» **What you will do**
Your answer should consist of the lines in the listing that hold "title".

########################################

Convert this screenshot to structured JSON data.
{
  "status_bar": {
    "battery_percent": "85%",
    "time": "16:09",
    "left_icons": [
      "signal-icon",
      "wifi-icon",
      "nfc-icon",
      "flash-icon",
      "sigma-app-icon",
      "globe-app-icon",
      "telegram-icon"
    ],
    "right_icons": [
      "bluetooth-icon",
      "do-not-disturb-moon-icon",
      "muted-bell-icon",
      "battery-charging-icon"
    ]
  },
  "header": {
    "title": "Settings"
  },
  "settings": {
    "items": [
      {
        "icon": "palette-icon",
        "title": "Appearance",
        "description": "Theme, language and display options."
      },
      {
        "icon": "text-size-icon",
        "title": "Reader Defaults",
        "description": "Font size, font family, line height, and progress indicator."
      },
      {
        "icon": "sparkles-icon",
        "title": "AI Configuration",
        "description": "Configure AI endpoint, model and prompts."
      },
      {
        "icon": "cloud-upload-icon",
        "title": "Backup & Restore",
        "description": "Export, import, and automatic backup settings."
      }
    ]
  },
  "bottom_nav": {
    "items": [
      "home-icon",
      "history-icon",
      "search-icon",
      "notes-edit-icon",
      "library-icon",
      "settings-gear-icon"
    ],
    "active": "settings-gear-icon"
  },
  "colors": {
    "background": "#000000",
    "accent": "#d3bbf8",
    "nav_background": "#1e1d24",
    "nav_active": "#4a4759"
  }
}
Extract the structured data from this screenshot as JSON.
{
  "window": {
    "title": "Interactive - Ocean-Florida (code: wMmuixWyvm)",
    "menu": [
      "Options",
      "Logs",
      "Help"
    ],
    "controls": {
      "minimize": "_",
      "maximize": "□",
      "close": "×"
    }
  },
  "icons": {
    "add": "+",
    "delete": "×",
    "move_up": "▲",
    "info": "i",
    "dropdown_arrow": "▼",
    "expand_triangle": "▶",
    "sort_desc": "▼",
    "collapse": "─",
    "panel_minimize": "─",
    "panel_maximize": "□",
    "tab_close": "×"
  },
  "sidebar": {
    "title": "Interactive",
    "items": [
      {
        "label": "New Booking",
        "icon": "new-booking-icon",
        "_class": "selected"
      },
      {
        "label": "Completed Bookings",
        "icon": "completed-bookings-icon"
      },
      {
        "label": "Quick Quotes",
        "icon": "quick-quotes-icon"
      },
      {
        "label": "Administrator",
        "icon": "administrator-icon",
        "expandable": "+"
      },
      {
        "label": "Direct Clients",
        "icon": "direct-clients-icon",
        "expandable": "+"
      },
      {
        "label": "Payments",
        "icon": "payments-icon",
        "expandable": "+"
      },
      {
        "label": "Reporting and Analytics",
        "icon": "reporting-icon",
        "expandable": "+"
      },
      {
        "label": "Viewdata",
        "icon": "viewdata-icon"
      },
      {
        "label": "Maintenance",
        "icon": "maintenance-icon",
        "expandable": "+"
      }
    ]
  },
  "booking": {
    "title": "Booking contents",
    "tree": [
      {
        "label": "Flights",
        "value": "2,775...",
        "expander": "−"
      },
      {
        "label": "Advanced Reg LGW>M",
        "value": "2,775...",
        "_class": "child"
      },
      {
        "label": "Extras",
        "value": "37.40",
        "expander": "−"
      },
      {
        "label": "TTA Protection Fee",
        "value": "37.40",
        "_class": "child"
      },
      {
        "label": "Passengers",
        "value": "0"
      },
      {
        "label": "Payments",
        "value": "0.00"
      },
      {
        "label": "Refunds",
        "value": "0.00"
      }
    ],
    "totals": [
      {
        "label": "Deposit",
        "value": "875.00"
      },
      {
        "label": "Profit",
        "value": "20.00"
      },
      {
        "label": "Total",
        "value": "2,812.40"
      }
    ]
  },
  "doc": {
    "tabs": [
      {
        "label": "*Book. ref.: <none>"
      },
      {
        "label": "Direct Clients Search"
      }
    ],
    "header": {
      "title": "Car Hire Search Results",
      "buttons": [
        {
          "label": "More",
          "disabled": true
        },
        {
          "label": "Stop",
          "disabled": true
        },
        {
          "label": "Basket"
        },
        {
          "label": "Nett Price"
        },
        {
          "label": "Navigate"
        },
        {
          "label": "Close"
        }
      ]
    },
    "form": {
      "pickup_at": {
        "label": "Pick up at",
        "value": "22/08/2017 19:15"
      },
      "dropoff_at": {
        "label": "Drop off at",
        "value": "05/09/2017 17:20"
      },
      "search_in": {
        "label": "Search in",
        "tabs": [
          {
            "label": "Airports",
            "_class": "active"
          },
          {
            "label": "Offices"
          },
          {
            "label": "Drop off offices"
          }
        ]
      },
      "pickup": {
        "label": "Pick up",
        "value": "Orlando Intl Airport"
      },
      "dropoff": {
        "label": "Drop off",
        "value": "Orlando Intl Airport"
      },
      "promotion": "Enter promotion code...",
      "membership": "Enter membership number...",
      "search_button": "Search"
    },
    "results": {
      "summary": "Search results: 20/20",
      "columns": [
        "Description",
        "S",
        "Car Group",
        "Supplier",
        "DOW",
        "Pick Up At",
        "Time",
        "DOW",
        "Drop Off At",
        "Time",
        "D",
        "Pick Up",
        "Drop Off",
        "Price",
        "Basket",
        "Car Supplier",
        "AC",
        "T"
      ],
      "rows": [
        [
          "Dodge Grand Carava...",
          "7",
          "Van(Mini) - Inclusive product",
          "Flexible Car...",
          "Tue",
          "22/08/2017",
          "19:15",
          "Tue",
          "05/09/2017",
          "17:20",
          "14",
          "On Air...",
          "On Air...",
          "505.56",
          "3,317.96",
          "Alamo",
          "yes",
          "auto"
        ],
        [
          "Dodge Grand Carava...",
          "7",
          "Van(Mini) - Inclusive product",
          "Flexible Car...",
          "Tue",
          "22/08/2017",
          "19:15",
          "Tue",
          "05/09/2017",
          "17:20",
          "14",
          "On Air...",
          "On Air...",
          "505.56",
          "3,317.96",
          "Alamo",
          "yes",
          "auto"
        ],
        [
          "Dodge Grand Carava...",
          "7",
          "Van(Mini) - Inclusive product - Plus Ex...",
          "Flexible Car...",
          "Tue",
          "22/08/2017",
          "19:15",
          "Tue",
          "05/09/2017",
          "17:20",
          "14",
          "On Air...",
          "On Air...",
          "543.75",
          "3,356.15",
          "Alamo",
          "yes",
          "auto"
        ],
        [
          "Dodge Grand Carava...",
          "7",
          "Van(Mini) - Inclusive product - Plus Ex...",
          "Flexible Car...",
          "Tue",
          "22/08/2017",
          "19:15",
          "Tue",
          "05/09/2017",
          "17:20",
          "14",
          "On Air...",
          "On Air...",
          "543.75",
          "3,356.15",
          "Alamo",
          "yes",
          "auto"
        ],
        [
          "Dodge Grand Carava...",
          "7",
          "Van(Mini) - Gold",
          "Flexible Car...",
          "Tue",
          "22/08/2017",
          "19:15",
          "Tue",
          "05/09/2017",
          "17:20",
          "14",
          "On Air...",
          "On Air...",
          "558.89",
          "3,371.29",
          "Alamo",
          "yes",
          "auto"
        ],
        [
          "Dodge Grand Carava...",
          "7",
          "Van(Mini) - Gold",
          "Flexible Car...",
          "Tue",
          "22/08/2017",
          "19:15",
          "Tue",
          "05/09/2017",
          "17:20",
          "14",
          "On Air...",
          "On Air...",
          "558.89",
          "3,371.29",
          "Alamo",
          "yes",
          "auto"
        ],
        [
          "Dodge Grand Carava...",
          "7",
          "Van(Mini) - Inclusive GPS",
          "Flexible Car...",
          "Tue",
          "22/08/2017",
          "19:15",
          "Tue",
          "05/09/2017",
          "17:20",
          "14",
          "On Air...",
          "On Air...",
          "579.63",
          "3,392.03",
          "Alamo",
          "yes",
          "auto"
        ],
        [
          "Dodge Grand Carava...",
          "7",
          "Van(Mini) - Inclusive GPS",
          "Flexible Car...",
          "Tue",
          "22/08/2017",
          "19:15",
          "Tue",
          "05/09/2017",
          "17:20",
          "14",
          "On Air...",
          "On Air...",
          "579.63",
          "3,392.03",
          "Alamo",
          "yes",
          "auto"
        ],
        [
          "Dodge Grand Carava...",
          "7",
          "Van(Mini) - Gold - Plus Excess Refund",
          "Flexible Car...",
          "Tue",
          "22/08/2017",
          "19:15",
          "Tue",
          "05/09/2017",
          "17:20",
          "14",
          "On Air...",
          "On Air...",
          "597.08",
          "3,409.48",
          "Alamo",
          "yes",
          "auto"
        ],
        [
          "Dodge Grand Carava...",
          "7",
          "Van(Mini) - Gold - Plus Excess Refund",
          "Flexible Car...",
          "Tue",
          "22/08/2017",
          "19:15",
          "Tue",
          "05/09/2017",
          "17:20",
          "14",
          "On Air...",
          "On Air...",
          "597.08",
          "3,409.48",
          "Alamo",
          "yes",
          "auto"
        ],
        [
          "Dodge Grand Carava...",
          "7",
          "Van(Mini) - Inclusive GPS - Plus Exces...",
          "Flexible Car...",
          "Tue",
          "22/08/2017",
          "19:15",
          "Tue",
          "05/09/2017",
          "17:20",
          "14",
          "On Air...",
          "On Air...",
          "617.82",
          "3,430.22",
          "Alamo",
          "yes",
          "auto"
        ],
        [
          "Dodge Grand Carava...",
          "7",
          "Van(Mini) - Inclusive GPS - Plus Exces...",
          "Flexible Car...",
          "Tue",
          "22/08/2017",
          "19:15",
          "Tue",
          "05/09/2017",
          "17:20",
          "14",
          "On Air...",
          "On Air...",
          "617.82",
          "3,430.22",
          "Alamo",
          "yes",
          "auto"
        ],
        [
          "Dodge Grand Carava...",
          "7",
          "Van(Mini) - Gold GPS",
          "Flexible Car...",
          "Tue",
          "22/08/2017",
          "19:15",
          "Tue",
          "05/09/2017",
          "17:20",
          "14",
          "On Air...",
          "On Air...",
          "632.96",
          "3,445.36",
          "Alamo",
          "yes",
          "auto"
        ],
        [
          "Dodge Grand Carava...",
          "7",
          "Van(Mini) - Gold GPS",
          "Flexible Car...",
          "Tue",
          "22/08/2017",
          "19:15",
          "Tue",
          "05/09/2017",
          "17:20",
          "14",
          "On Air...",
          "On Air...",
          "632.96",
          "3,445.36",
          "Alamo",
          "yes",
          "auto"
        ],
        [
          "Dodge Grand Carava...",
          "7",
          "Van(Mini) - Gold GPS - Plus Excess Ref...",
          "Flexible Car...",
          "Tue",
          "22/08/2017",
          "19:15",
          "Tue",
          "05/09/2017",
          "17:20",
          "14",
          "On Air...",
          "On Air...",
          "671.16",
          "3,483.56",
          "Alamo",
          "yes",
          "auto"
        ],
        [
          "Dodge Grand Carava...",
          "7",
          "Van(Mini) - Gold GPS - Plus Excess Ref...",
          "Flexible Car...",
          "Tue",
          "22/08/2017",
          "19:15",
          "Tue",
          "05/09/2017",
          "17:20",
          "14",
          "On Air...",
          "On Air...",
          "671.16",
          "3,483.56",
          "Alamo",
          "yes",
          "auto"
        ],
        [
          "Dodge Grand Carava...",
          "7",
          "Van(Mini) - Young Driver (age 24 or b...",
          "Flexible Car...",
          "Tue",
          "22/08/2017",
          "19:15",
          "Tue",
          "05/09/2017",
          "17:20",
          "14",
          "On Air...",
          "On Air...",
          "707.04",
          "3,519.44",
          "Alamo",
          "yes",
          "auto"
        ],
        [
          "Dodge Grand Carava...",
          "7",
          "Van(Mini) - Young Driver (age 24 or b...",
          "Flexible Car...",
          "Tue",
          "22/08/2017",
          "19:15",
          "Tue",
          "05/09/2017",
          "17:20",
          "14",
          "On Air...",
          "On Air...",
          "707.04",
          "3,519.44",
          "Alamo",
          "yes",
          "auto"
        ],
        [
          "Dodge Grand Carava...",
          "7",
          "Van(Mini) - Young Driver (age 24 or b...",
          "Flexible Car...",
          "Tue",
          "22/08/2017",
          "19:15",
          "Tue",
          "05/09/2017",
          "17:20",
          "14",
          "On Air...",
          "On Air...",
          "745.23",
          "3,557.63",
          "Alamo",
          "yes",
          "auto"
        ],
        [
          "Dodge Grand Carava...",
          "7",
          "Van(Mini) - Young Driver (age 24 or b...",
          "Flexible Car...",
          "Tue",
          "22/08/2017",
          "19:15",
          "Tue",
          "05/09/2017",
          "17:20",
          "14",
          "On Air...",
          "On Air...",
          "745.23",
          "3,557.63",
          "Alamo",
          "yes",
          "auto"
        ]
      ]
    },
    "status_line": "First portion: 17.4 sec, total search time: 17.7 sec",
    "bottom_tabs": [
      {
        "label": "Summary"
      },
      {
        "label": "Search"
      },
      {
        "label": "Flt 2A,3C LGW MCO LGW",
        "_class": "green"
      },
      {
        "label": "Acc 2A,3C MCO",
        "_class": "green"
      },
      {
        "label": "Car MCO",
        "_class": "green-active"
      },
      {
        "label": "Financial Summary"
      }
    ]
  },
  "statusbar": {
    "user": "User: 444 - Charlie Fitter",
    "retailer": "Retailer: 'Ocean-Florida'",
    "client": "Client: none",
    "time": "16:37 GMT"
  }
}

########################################

» **Reply**
    "title": "Settings"
        "title": "Appearance",
        "title": "Reader Defaults",
        "title": "AI Configuration",
        "title": "Backup & Restore",
    "title": "Interactive - Ocean-Florida (code: wMmuixWyvm)",
    "title": "Interactive",
    "title": "Booking contents",
      "title": "Car Hire Search Results",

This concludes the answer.